While Cait doesn’t necessarily have plans for how she’s going to spend her holidays this year instead of going to visit family, she says she doesn’t mind. “Chances are I'll just be home as always and let it slip by. Time is kind of fake now regardless,” she explains. But the opportunity to avoid those potential stressors brings more relief than anything. Usually, when she goes home, she feels she loses a lot of agency and a lot of personal time because she’s made to feel guilty for taking time to herself. At your own home, you can spend a little more time in bed. You can cook what you like. You can set your own rules and hours.
It would be easy to allow ourselves to be overcome by gloom during a holiday season that feels so different than others — and it’s not that we shouldn’t let ourselves feel that at all. Not only is seasonal depression coming at us, but this is a serious time of loss. It’s okay to mourn. But there’s also joy in the agency that many of us will be able to reclaim for ourselves. I don’t want to spend the holidays overwhelmed by what I’m missing, the way I have in years past. I want to bake pies and enjoy the company of my roommates. I want to find comfort in the things I can do for myself, comfort in the knowledge that everything is changing and there are still good things that can come from embracing it.

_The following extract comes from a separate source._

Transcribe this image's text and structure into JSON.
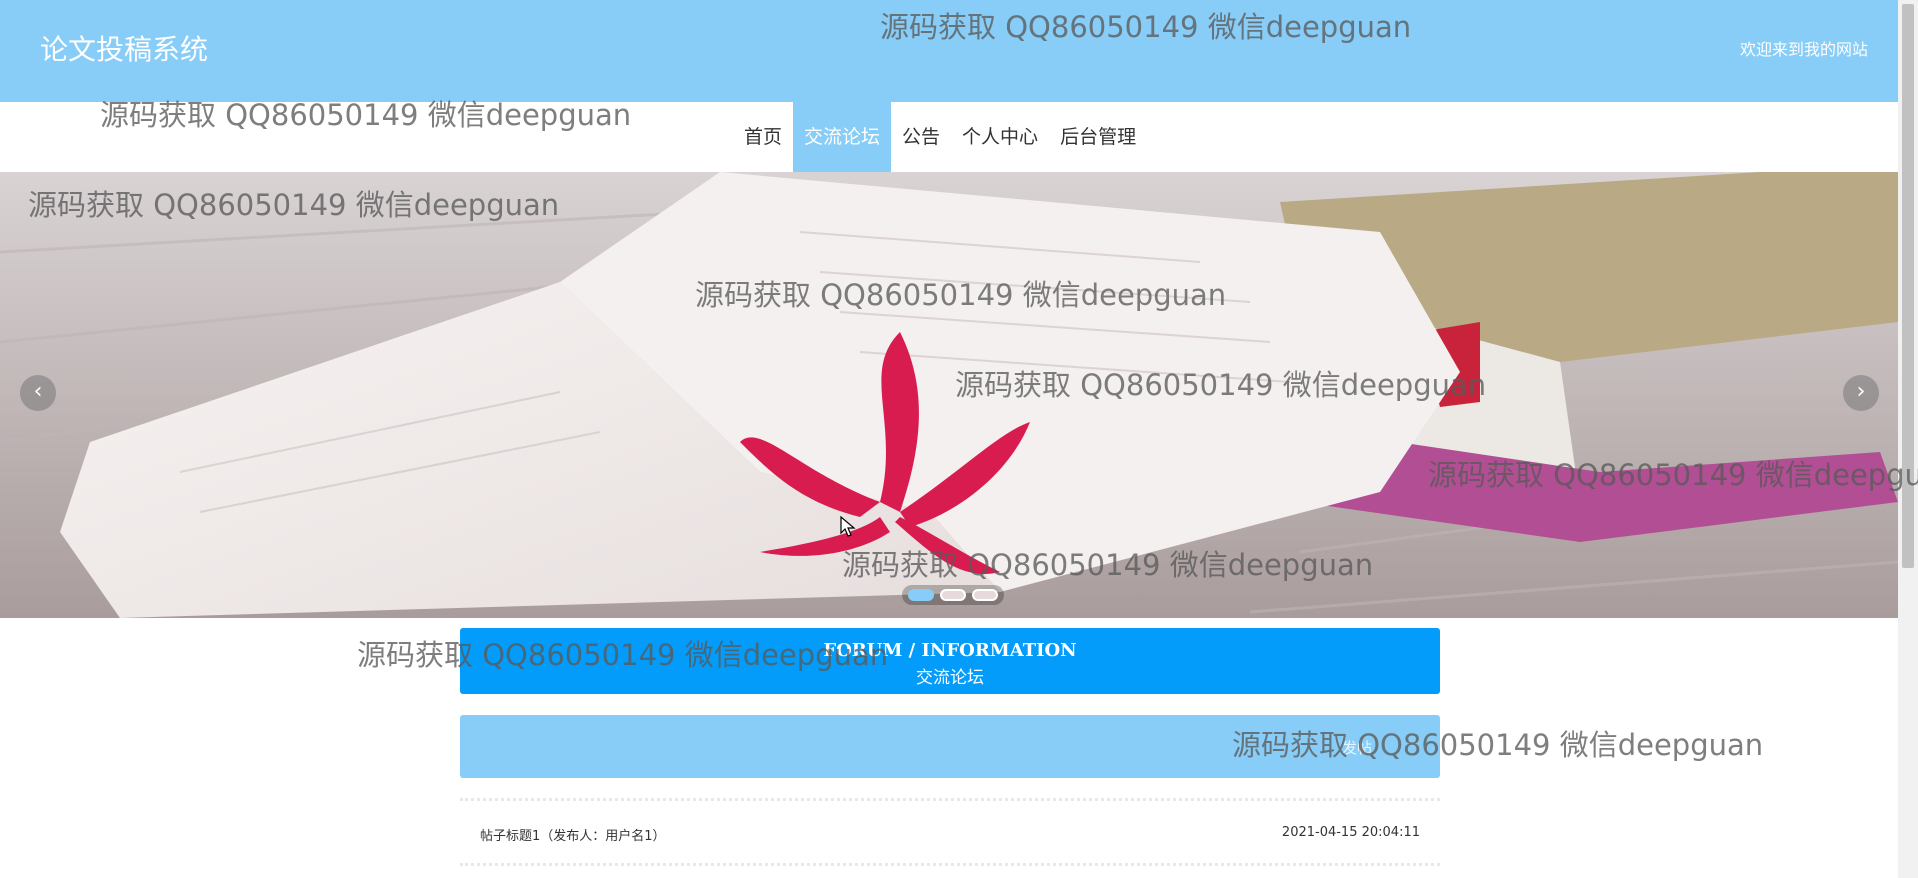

One of the last big concerts I got to go to before all this happened was in June 2019. It was a Death Cab for Cutie and Jenny Lewis concert in Queens. And while I’d only bought a ticket for myself and planned to go alone, as it turned out, most of my friends had also bought tickets. At one point, I was crying to Transatlanticism and surrounded by people I knew, also crying together but separately. I thought of all of the people who cry or laugh to these favorite songs in their own bedrooms, feeling so intensely, and how human it was that we could all experience it next to each other, seeing everyone else feeling big things too. Even if we weren’t technically going through the same thing, we were in it as a unit. It was one of the most comforting, beautiful experiences I’ve ever had. To me, the prospect of many of us not going home for the holidays this year feels like that. It’s not something any of us will have to face solely by ourselves if we purposely build community with each other, even if only by text or online.
Maybe you are close with your family and feel a devastating sense of loss from choosing not to go home for the holidays if that’s what’s safest for you and your loved ones. There’s space for you here, too. This year does not have to be an empty, misshapen place or a hole to fill. It can be the year you find and perfect a recipe you really love, or order takeout from a new place and treat yourself to a favorite meal you almost never eat, instead of making a complicated meal. You can pause and reflect.

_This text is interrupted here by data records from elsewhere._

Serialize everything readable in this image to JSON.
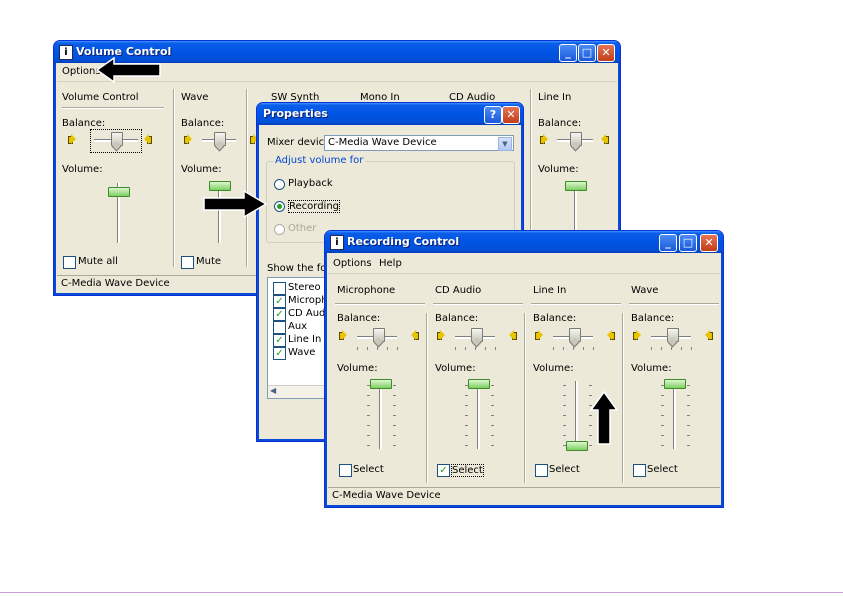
{
  "volume_control": {
    "title": "Volume Control",
    "menu": [
      "Options"
    ],
    "columns": [
      {
        "title": "Volume Control",
        "balance_label": "Balance:",
        "volume_label": "Volume:",
        "check_label": "Mute all",
        "checked": false
      },
      {
        "title": "Wave",
        "balance_label": "Balance:",
        "volume_label": "Volume:",
        "check_label": "Mute",
        "checked": false
      },
      {
        "title": "SW Synth"
      },
      {
        "title": "Mono In"
      },
      {
        "title": "CD Audio"
      },
      {
        "title": "Line In",
        "balance_label": "Balance:",
        "volume_label": "Volume:"
      }
    ],
    "status": "C-Media Wave Device"
  },
  "properties": {
    "title": "Properties",
    "mixer_label": "Mixer device:",
    "mixer_value": "C-Media Wave Device",
    "group_label": "Adjust volume for",
    "options": [
      {
        "label": "Playback",
        "selected": false,
        "enabled": true
      },
      {
        "label": "Recording",
        "selected": true,
        "enabled": true
      },
      {
        "label": "Other",
        "selected": false,
        "enabled": false
      }
    ],
    "show_label": "Show the follow",
    "list": [
      {
        "label": "Stereo Mi",
        "checked": false
      },
      {
        "label": "Microphor",
        "checked": true
      },
      {
        "label": "CD Audio",
        "checked": true
      },
      {
        "label": "Aux",
        "checked": false
      },
      {
        "label": "Line In",
        "checked": true
      },
      {
        "label": "Wave",
        "checked": true
      }
    ]
  },
  "recording_control": {
    "title": "Recording Control",
    "menu": [
      "Options",
      "Help"
    ],
    "columns": [
      {
        "title": "Microphone",
        "balance_label": "Balance:",
        "volume_label": "Volume:",
        "select_label": "Select",
        "selected": false,
        "volume_level": 1.0
      },
      {
        "title": "CD Audio",
        "balance_label": "Balance:",
        "volume_label": "Volume:",
        "select_label": "Select",
        "selected": true,
        "volume_level": 1.0
      },
      {
        "title": "Line In",
        "balance_label": "Balance:",
        "volume_label": "Volume:",
        "select_label": "Select",
        "selected": false,
        "volume_level": 0.0
      },
      {
        "title": "Wave",
        "balance_label": "Balance:",
        "volume_label": "Volume:",
        "select_label": "Select",
        "selected": false,
        "volume_level": 1.0
      }
    ],
    "status": "C-Media Wave Device"
  },
  "icons": {
    "window_icon": "mixer-icon",
    "speaker": "speaker-icon",
    "arrow": "pointer-arrow"
  },
  "colors": {
    "title_blue": "#0054e3",
    "close_red": "#c23e18",
    "face": "#ece9d8",
    "check_green": "#21a121"
  }
}
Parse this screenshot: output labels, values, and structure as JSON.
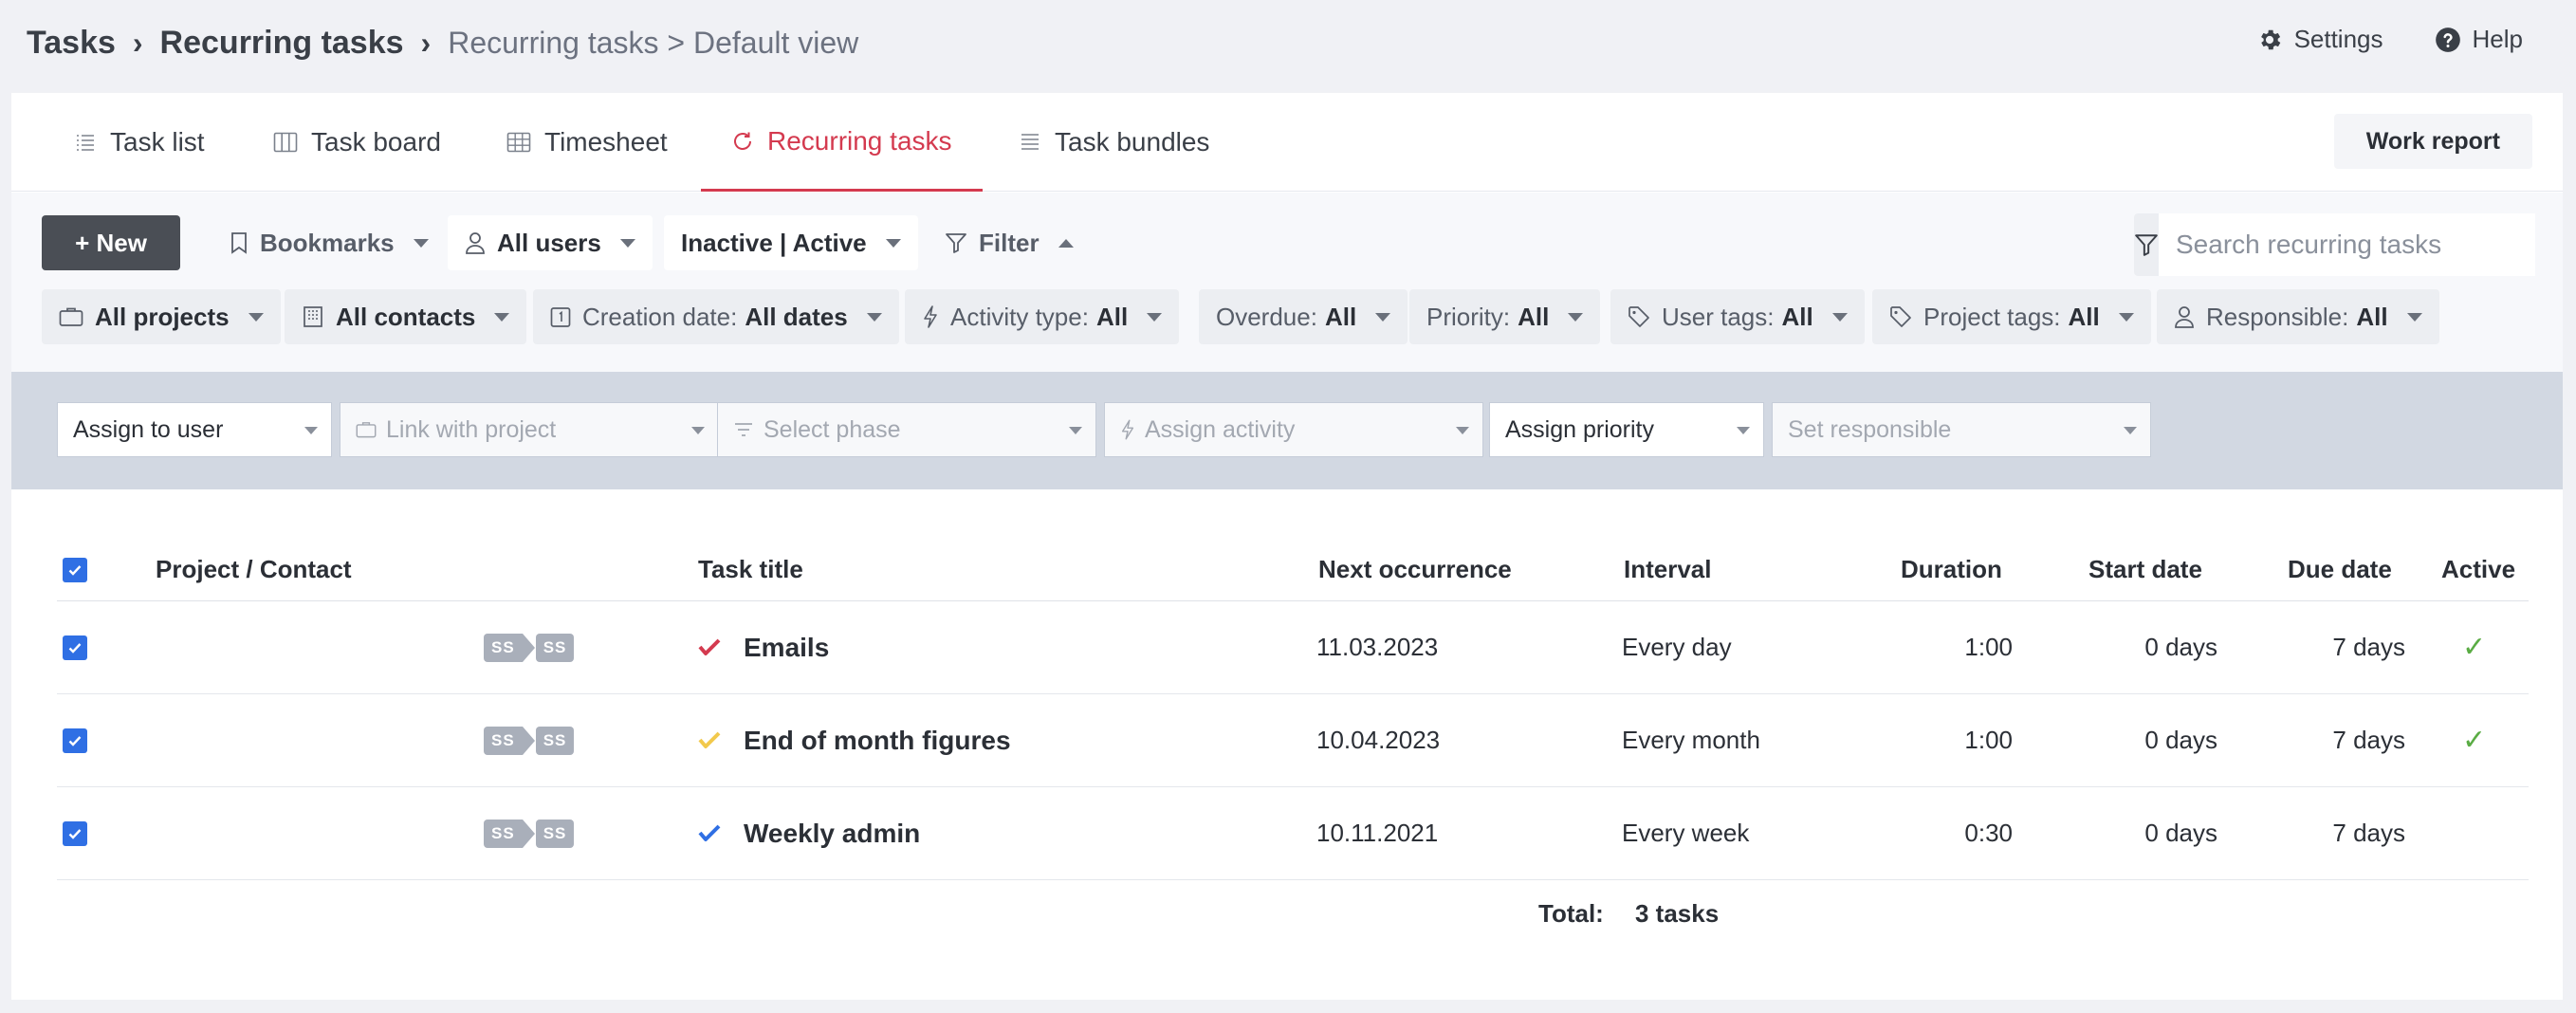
{
  "breadcrumb": {
    "root": "Tasks",
    "sep1": "›",
    "section": "Recurring tasks",
    "sep2": "›",
    "view": "Recurring tasks > Default view"
  },
  "top_actions": {
    "settings": "Settings",
    "help": "Help"
  },
  "tabs": [
    {
      "label": "Task list",
      "icon": "list-icon"
    },
    {
      "label": "Task board",
      "icon": "board-icon"
    },
    {
      "label": "Timesheet",
      "icon": "grid-icon"
    },
    {
      "label": "Recurring tasks",
      "icon": "recurring-icon",
      "active": true
    },
    {
      "label": "Task bundles",
      "icon": "bundle-icon"
    }
  ],
  "work_report": "Work report",
  "toolbar": {
    "new_label": "+ New",
    "bookmarks": "Bookmarks",
    "all_users": "All users",
    "status": "Inactive | Active",
    "filter": "Filter",
    "search_placeholder": "Search recurring tasks"
  },
  "filters": {
    "projects": {
      "value": "All projects"
    },
    "contacts": {
      "value": "All contacts"
    },
    "creation_date": {
      "label": "Creation date:",
      "value": "All dates"
    },
    "activity_type": {
      "label": "Activity type:",
      "value": "All"
    },
    "overdue": {
      "label": "Overdue:",
      "value": "All"
    },
    "priority": {
      "label": "Priority:",
      "value": "All"
    },
    "user_tags": {
      "label": "User tags:",
      "value": "All"
    },
    "project_tags": {
      "label": "Project tags:",
      "value": "All"
    },
    "responsible": {
      "label": "Responsible:",
      "value": "All"
    }
  },
  "bulk": {
    "assign_user": "Assign to user",
    "link_project": "Link with project",
    "select_phase": "Select phase",
    "assign_activity": "Assign activity",
    "assign_priority": "Assign priority",
    "set_responsible": "Set responsible"
  },
  "table": {
    "headers": {
      "project": "Project / Contact",
      "title": "Task title",
      "next": "Next occurrence",
      "interval": "Interval",
      "duration": "Duration",
      "start": "Start date",
      "due": "Due date",
      "active": "Active"
    },
    "rows": [
      {
        "badge1": "SS",
        "badge2": "SS",
        "title": "Emails",
        "priority_color": "#d43a4f",
        "next": "11.03.2023",
        "interval": "Every day",
        "duration": "1:00",
        "start": "0 days",
        "due": "7 days",
        "active": "✓"
      },
      {
        "badge1": "SS",
        "badge2": "SS",
        "title": "End of month figures",
        "priority_color": "#f2c94c",
        "next": "10.04.2023",
        "interval": "Every month",
        "duration": "1:00",
        "start": "0 days",
        "due": "7 days",
        "active": "✓"
      },
      {
        "badge1": "SS",
        "badge2": "SS",
        "title": "Weekly admin",
        "priority_color": "#2f6fe4",
        "next": "10.11.2021",
        "interval": "Every week",
        "duration": "0:30",
        "start": "0 days",
        "due": "7 days",
        "active": ""
      }
    ],
    "total_label": "Total:",
    "total_value": "3 tasks"
  },
  "colors": {
    "accent": "#d43a4f",
    "check_blue": "#2f6fe4",
    "active_green": "#5aac44"
  }
}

The beauty of this is that all of us who are staying where we are get to decide what the holidays look like to us — and know that the only “right” place to be is wherever we’re keeping ourselves and the people we love safe.